[WORK TASK]: Filter the entries below down to the lines that hold "this".

[INPUT RECORDS]:

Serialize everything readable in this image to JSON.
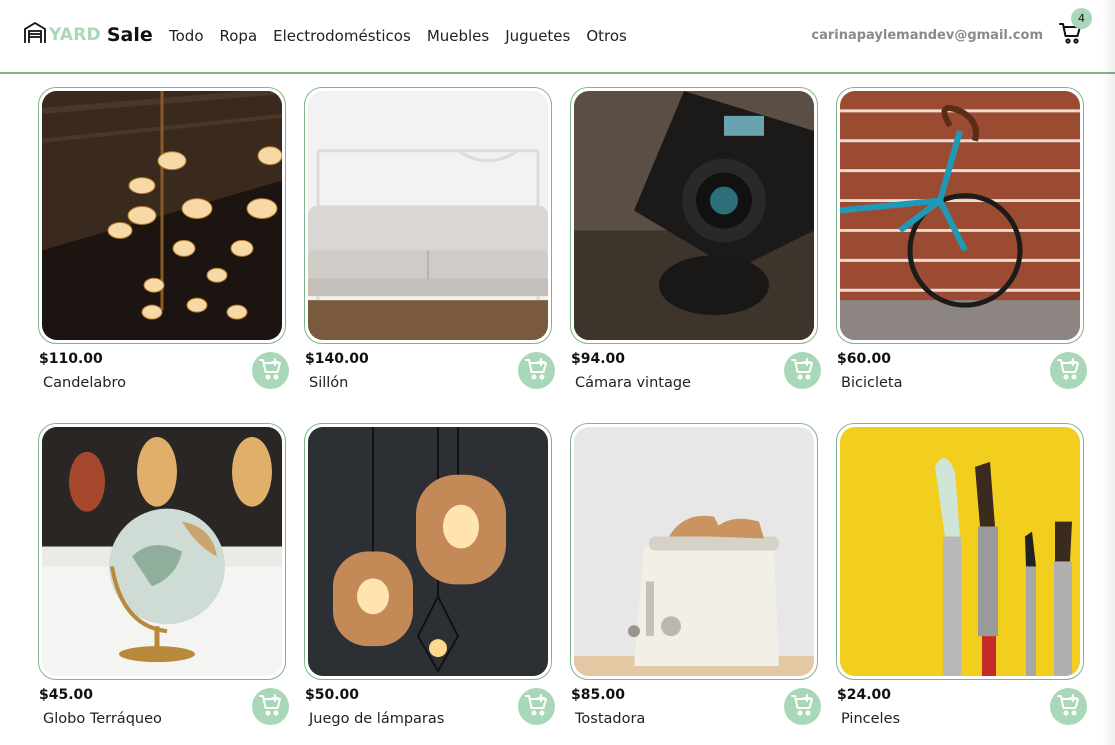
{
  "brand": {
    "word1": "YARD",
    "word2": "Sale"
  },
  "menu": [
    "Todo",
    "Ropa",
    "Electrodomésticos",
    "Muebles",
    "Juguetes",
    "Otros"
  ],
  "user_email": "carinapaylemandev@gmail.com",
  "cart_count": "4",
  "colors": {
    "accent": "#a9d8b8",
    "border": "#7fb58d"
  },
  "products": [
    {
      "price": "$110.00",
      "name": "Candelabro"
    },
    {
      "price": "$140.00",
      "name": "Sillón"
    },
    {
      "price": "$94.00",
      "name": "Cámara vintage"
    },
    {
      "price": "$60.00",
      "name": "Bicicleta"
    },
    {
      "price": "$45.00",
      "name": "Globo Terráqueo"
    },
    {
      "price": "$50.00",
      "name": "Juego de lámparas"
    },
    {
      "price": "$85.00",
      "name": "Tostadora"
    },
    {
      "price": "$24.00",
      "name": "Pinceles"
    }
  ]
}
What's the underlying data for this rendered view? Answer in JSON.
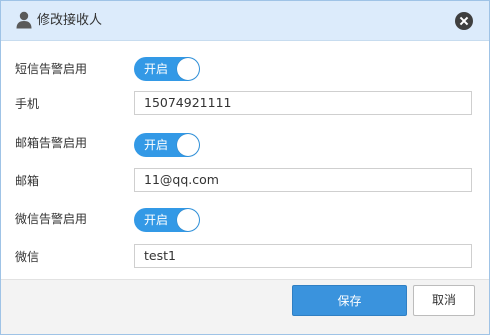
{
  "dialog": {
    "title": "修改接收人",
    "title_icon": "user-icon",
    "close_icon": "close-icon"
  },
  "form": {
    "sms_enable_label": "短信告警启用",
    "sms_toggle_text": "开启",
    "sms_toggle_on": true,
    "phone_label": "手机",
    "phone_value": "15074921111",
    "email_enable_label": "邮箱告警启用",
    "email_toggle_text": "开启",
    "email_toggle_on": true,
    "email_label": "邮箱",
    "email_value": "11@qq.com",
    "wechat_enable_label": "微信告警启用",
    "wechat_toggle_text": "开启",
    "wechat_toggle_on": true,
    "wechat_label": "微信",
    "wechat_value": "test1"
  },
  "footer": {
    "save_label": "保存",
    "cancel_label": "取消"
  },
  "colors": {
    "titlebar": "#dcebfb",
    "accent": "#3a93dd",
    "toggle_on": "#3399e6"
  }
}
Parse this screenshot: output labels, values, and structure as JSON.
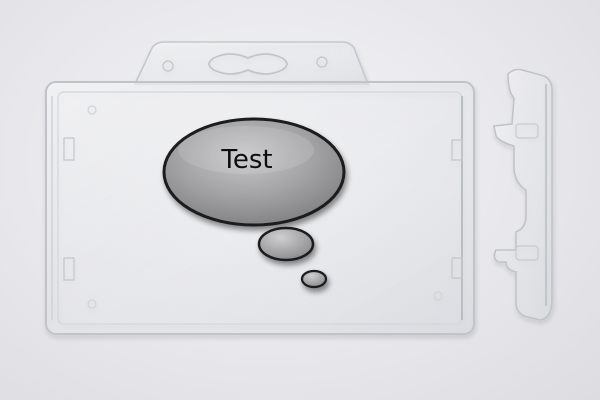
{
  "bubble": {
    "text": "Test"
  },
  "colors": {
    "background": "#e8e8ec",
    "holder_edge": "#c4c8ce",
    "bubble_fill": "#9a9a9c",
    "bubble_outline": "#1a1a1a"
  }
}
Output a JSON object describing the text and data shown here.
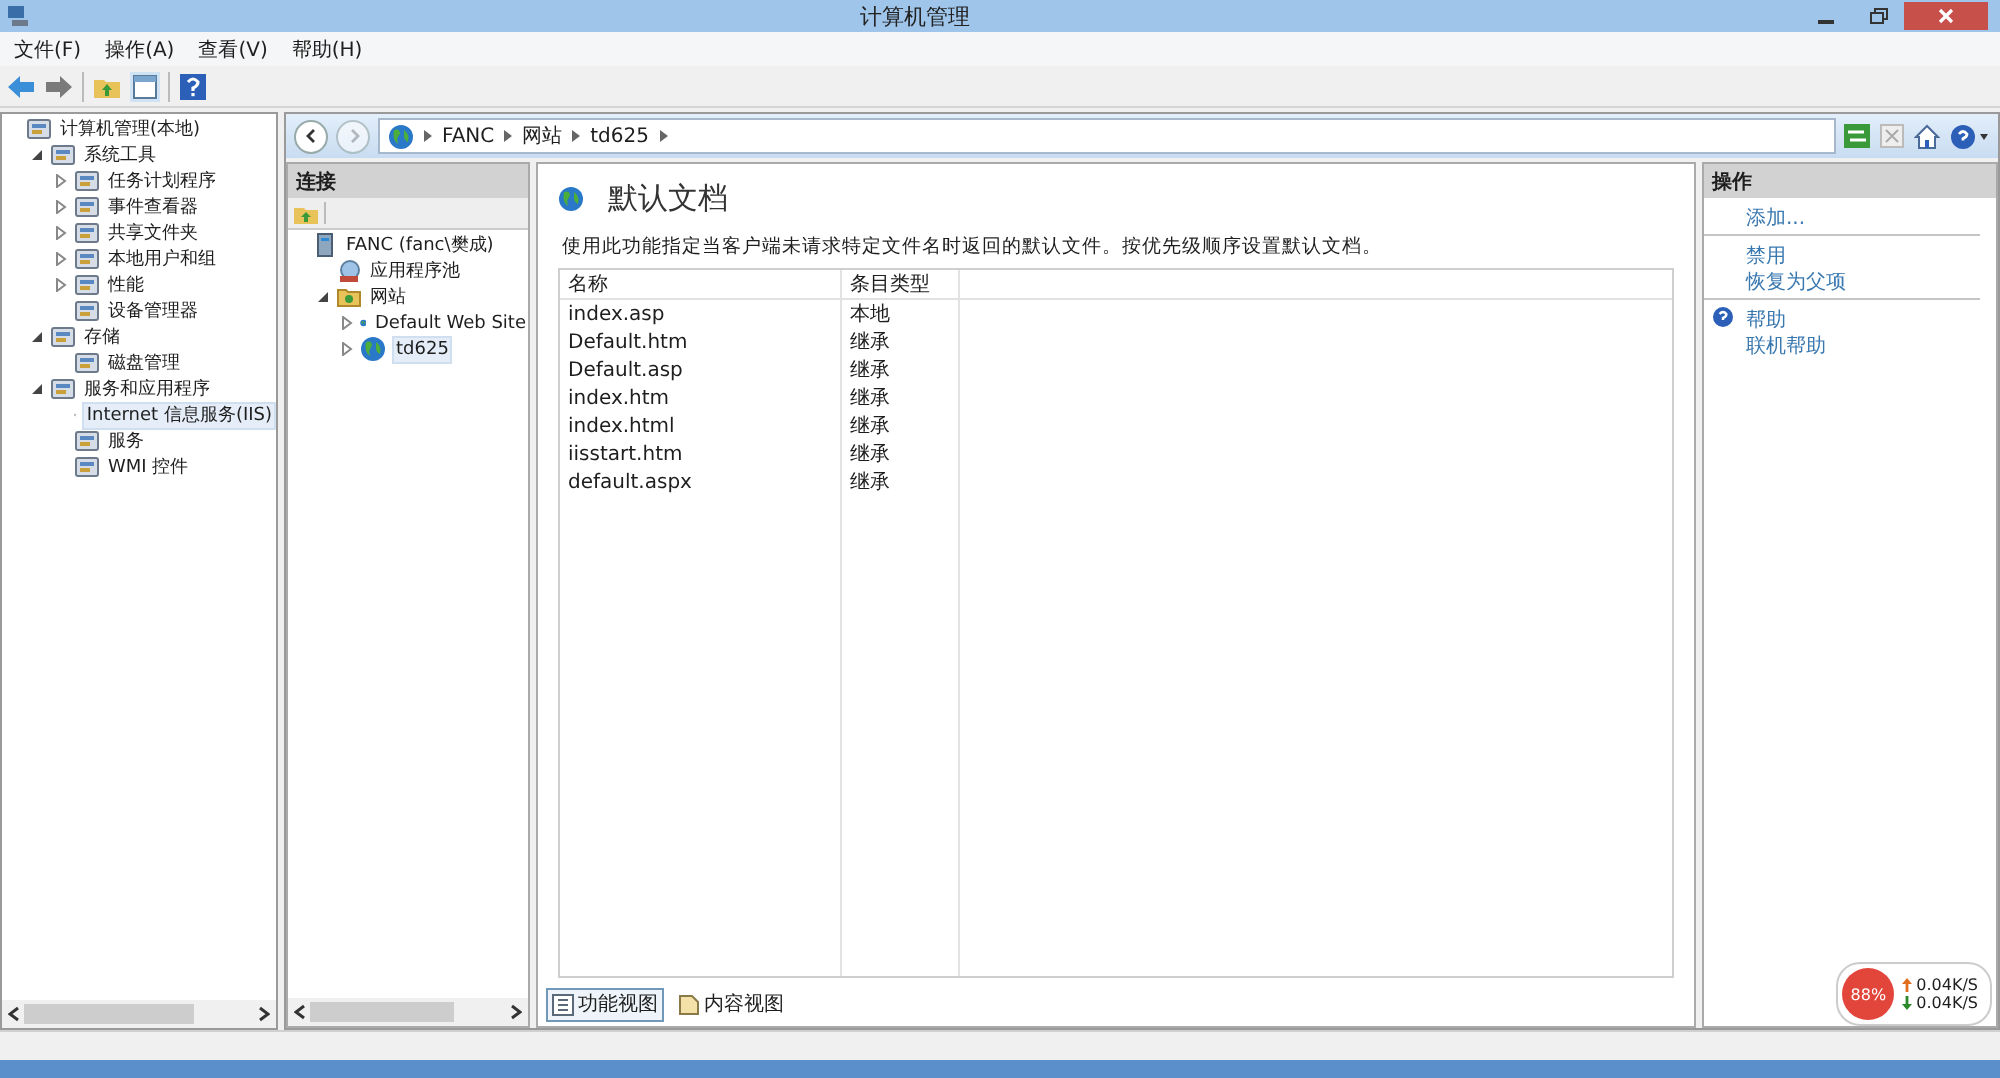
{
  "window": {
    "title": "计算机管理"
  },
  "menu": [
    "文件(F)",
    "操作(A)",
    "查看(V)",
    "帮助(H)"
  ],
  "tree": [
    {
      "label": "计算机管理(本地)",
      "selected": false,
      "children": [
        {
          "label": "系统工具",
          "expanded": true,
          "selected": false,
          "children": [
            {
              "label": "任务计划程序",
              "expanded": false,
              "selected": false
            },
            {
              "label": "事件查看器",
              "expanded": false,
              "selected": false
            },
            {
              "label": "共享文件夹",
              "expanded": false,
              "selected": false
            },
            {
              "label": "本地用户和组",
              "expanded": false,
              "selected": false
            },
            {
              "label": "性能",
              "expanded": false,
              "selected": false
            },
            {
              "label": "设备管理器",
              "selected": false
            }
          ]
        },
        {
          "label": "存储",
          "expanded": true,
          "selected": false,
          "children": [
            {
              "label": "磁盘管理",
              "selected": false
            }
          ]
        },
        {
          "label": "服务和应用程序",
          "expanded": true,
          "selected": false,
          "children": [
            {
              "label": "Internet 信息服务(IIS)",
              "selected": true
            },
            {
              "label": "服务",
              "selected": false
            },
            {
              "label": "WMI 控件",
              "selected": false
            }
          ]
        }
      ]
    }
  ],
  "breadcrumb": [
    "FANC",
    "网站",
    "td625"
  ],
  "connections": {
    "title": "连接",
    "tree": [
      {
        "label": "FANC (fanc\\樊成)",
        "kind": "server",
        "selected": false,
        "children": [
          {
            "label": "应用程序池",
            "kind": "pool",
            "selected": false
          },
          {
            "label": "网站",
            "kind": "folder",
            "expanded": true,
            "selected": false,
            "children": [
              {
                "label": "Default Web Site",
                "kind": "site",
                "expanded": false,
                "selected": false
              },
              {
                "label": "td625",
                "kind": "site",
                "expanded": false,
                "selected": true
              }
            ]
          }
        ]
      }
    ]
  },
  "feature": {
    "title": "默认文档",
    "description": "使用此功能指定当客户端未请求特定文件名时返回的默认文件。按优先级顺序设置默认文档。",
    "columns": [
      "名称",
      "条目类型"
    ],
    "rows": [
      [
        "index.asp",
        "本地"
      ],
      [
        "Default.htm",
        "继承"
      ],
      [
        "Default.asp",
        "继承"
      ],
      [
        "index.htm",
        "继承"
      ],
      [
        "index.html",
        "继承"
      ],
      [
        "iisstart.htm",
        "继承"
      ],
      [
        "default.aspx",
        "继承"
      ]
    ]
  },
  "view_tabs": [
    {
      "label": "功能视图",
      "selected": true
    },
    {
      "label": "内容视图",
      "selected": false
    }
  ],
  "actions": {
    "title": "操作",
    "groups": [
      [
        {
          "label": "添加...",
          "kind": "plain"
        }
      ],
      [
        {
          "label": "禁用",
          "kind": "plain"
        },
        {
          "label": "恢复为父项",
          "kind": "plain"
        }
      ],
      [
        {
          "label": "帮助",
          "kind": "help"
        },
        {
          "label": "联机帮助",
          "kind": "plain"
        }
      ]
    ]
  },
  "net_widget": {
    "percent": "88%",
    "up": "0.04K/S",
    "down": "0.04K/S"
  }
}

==

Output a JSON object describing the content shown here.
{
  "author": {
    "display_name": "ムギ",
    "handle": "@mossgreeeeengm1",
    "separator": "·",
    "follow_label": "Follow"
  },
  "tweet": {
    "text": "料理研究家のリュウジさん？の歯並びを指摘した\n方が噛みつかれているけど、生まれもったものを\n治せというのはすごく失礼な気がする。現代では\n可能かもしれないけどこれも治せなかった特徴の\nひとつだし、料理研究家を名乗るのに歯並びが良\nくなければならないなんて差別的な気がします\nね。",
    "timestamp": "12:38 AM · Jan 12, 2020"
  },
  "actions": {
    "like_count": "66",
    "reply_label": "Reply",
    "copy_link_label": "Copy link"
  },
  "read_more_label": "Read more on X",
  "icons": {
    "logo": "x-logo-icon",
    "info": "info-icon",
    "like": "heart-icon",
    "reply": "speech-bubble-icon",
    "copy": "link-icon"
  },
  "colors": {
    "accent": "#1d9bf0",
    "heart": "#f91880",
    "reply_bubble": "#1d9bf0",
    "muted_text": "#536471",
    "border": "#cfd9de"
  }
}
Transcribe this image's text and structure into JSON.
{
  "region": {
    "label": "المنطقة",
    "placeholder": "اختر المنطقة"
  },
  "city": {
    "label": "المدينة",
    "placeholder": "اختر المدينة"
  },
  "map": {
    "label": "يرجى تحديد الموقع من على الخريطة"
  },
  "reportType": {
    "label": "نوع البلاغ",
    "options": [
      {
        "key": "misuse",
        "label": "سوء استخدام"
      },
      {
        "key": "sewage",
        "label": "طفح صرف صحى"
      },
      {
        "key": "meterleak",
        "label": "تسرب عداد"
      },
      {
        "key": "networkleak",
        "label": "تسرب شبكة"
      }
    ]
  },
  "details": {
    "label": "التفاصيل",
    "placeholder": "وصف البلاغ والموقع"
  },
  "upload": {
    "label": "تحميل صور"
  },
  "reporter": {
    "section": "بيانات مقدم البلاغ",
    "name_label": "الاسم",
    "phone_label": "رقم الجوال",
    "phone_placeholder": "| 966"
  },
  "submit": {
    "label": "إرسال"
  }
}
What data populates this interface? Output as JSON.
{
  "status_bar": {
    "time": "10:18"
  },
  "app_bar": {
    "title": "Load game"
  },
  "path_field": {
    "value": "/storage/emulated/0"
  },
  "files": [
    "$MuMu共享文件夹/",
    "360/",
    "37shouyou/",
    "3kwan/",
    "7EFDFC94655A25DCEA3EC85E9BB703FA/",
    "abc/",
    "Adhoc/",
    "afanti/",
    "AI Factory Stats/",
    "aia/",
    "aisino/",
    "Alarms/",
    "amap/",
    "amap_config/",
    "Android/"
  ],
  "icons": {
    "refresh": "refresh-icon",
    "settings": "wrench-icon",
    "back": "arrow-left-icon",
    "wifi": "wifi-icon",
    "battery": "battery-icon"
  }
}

[YOUR RESPONSE]:
Serialize everything readable in this image to JSON.
What's the underlying data for this rendered view? Answer in JSON.
Parse this screenshot: output labels, values, and structure as JSON.
Transcribe this image's text and structure into JSON.
What data populates this interface? Output as JSON.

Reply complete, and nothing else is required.